Q: I’m interested in your thoughts regarding porcupine damage. We live on 80 acres of wooded land in Minnesota. Porcupines like the young, healthy, straight-trunked maples and oaks, and cause severe damage as shown in the photo. We’ve counted more than a dozen trees injured within a 100-foot circle. We’re hesitant to kill the porcupines since they are surely a part of the ecosystem, but the damage is disheartening, to say the least. — Edward F.

A: The University of Minnesota reported increasing numbers of porcupine-damaged trees in 2020. The damage often starts at the top of the tree with the bark being stripped from the upper branches, progressing to the trunk. When bark is removed down to the white wood, the tree’s branches beyond that injury usually die, if the injury extends far enough around the branch or trunk.

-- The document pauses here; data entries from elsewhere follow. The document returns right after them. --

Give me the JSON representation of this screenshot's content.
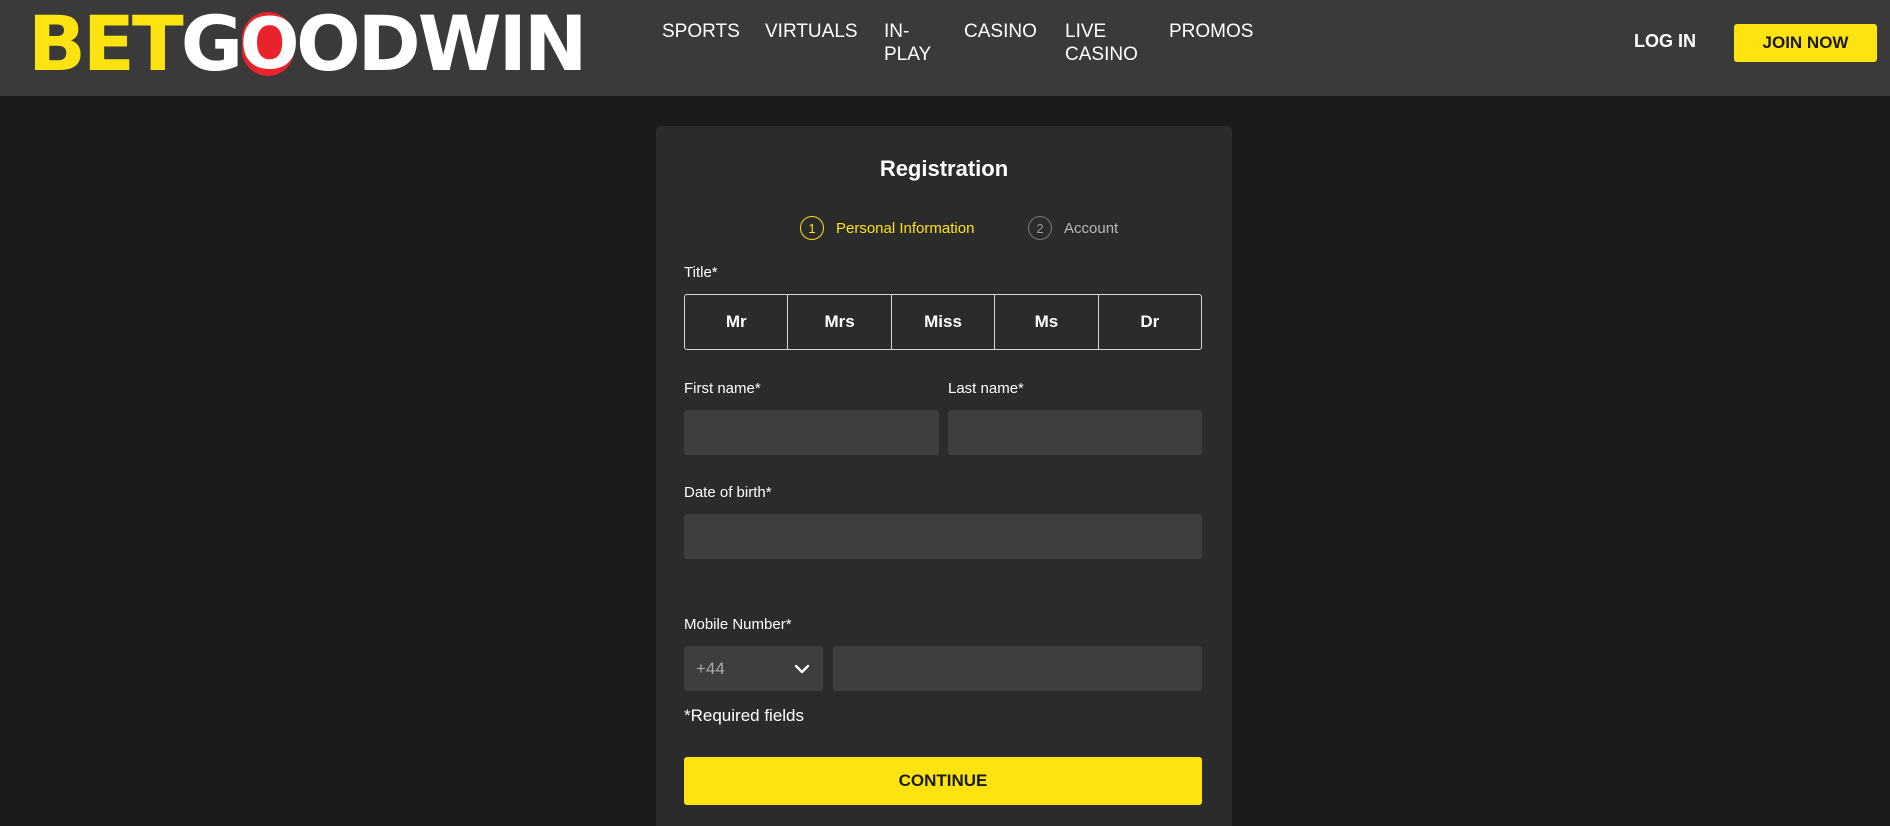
{
  "header": {
    "logo": {
      "part1": "BET",
      "part2": "G",
      "part3": "O",
      "part4": "ODWIN"
    },
    "nav": [
      {
        "label": "SPORTS"
      },
      {
        "label": "VIRTUALS"
      },
      {
        "label": "IN-\nPLAY"
      },
      {
        "label": "CASINO"
      },
      {
        "label": "LIVE\nCASINO"
      },
      {
        "label": "PROMOS"
      }
    ],
    "login_label": "LOG IN",
    "join_label": "JOIN NOW"
  },
  "form": {
    "title": "Registration",
    "steps": [
      {
        "number": "1",
        "label": "Personal Information",
        "active": true
      },
      {
        "number": "2",
        "label": "Account",
        "active": false
      }
    ],
    "title_label": "Title*",
    "title_options": [
      "Mr",
      "Mrs",
      "Miss",
      "Ms",
      "Dr"
    ],
    "first_name_label": "First name*",
    "first_name_value": "",
    "last_name_label": "Last name*",
    "last_name_value": "",
    "dob_label": "Date of birth*",
    "dob_value": "",
    "mobile_label": "Mobile Number*",
    "country_code": "+44",
    "mobile_value": "",
    "required_note": "*Required fields",
    "continue_label": "CONTINUE"
  },
  "colors": {
    "accent": "#fde30f",
    "logo_red": "#e8232b",
    "header_bg": "#3a3a3a",
    "page_bg": "#1b1b1b",
    "card_bg": "#2b2b2b",
    "input_bg": "#3e3e3e"
  },
  "icons": {
    "country_select": "chevron-down-icon"
  }
}
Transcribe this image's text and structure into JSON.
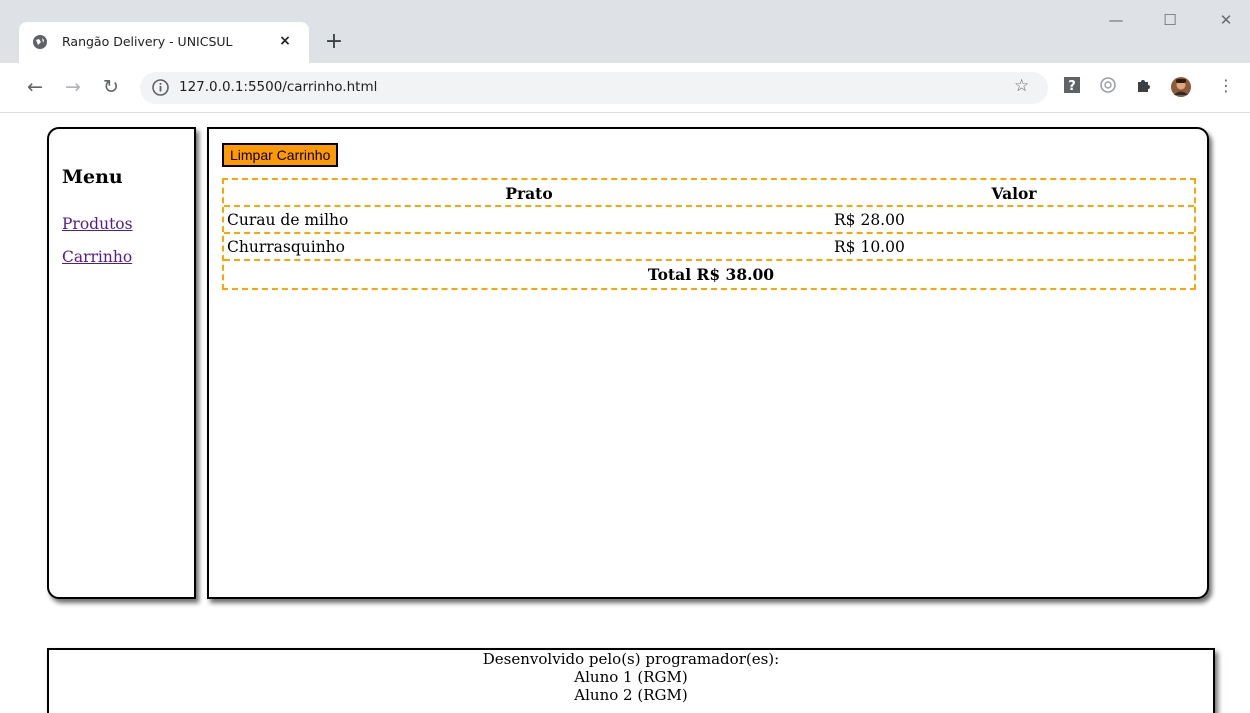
{
  "browser": {
    "tab_title": "Rangão Delivery - UNICSUL",
    "tab_close": "×",
    "new_tab": "+",
    "url": "127.0.0.1:5500/carrinho.html",
    "window_controls": {
      "minimize": "—",
      "maximize": "☐",
      "close": "✕"
    }
  },
  "menu": {
    "title": "Menu",
    "links": [
      "Produtos",
      "Carrinho"
    ]
  },
  "cart": {
    "clear_button": "Limpar Carrinho",
    "headers": [
      "Prato",
      "Valor"
    ],
    "rows": [
      {
        "name": "Curau de milho",
        "value": "R$ 28.00"
      },
      {
        "name": "Churrasquinho",
        "value": "R$ 10.00"
      }
    ],
    "total": "Total R$ 38.00"
  },
  "footer": {
    "lines": [
      "Desenvolvido pelo(s) programador(es):",
      "Aluno 1 (RGM)",
      "Aluno 2 (RGM)"
    ]
  },
  "colors": {
    "accent": "#ff9900",
    "table_border": "#ffa500",
    "visited_link": "#551a8b"
  }
}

A similar debate about affecting ecosystems occurs when beavers injure trees along the river corridor. Should humans interfere with the animals, or let nature take its course? Both sides have presented reasonable arguments. When beavers or porcupines are live-trapped and relocated, others often quickly take their place.

Repellents can provide brief benefits but aren’t a practical long-term solution. High-value trees can be protected with fencing or metal flashing, and trees in a localized wooded setting can be surrounded with a perimeter fence. Large acreages of woodland are difficult to protect.

A reader in Minnesota says porcupines have damaged more than a dozen trees within a 100-foot circle. Special to The Forum
A reader in Minnesota says porcupines have damaged more than a dozen trees within a 100-foot circle. Special to The Forum

Newsletter signup for email alerts

RELATED COLUMNS: This mystery vine should be considered toxic, assessing the risk of trees, and transplanting houseplants | A humongous mushroom, tomato start date, and a rose-eating rabbit | A Christmas cactus mystery, sauerkraut cabbage, and eggshells for plants | A peace lily problem, boulevard vs. berm, and tips for storing produce | Identifying a groundcover plant, crabapple that attracts ‘feeding frenzy’ of birds, and controlling buckthorn

Q: The skins on our potatoes were scabby this past fall. How do I prevent it from happening this next growing season? It was new, virgin soil that didn’t have a garden before. — Connie B.

A: Potato scab is a common disease caused by soil-borne bacteria, resulting in circular, raised, corky, brownish lesions on the potato skin. Although the disease makes the tubers unsightly, the scars can be peeled off along with the potato skin, and the tubers are safe to eat.

To avoid potato scab in the future, be sure to plant certified seed potato pieces. Some potato varieties are less susceptible to scab, including Norland, which is a great red-skinned potato for our region.

Scab can be diminished by keeping soil evenly moist for four to six weeks after flowers appear. Scab-causing bacteria are more prevalent where soil organic matter is high, so avoid adding fresh manure to your garden. Scab is often more prevalent on new gardens, where increased organic matter from decaying sod creates an increased presence of bacteria. If you’re able, rotate the area in which potatoes are planted.

RELATED COLUMNS: Want to garden in 2021? Plan ahead because the pandemic is still affecting supplies | New perennial flowers to consider for 2021 | What is your tree worth? | Award-winning new flowers and vegetables for 2021 | Predicting the new year's 2021 garden trends

Q: I will be looking for shrubs this spring, mainly red twig dogwood. Can you recommend a place to get them or where I would even look? I ordered some last year but were only the size of small twigs. I’m looking for some that are more established. — Robin W.

A: Red twig dogwood is a fast-growing shrub that thrives in either sun or shade. As its name implies, the branches are red-colored, which is especially attractive against a background of white winter snow, with some cultivars having even greater scarlet brilliancy. The species can reach a height of 8 feet or more, but shorter cultivars have also been introduced.

I’m a strong advocate for shopping at locally owned garden centers, because they provide material that is well-suited to individual growing regions. From personal experience, it’s even worth paying a little more, because well-adapted, well-grown stock is the best value. Trees, shrubs and perennials are long-term investments, and buying cheap, poorly grown stock can be a waste of both money and precious years of growing time.

Dogwoods are often sold in different sizes, and you can usually find potted stock that is already 2 to 3 feet in height. If you need a quantity and budget is a factor, check with garden centers that offer economical bare-root material in the spring. Your county’s soil conservation district might also sell dogwoods for windbreak plantings.

If you have a gardening or lawn care question, email Don Kinzler, NDSU Extension-Cass County, at donald.kinzler@ndsu.edu. Questions with broad appeal may be published, so please include your name, city and state for appropriate advice.